Excerpted data ->
------------------------------
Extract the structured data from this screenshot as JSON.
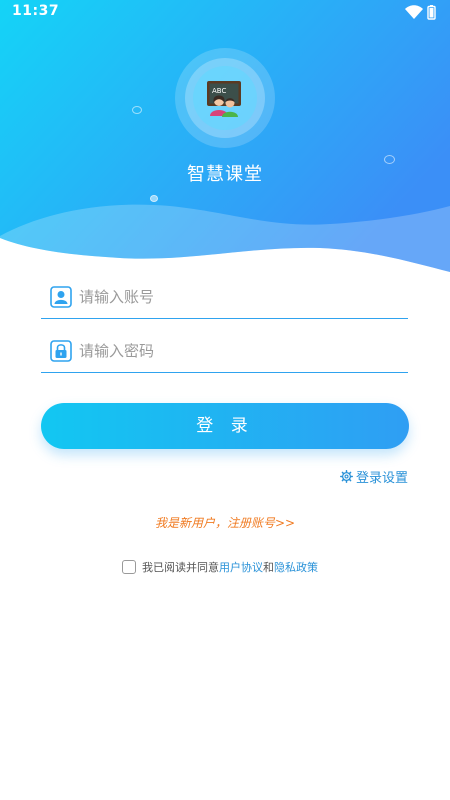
{
  "status_bar": {
    "time": "11:37",
    "wifi_icon": "wifi-icon",
    "battery_icon": "battery-icon"
  },
  "header": {
    "app_title": "智慧课堂",
    "logo_icon": "classroom-logo-icon",
    "logo_board_text": "ABC"
  },
  "form": {
    "account": {
      "placeholder": "请输入账号",
      "value": "",
      "icon": "user-icon"
    },
    "password": {
      "placeholder": "请输入密码",
      "value": "",
      "icon": "lock-icon"
    },
    "login_label": "登 录",
    "settings_label": "登录设置",
    "settings_icon": "gear-icon",
    "register_label": "我是新用户，注册账号>>"
  },
  "agreement": {
    "prefix": "我已阅读并同意",
    "user_agreement": "用户协议",
    "conjunction": "和",
    "privacy_policy": "隐私政策",
    "checked": false
  },
  "colors": {
    "gradient_start": "#14d3f6",
    "gradient_end": "#3b93f7",
    "accent": "#2fa3ef",
    "link": "#2a92d8",
    "register": "#f07b22"
  }
}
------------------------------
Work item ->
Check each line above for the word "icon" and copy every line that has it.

Solution for this exercise ->
    "wifi_icon": "wifi-icon",
    "battery_icon": "battery-icon"
    "logo_icon": "classroom-logo-icon",
      "icon": "user-icon"
      "icon": "lock-icon"
    "settings_icon": "gear-icon",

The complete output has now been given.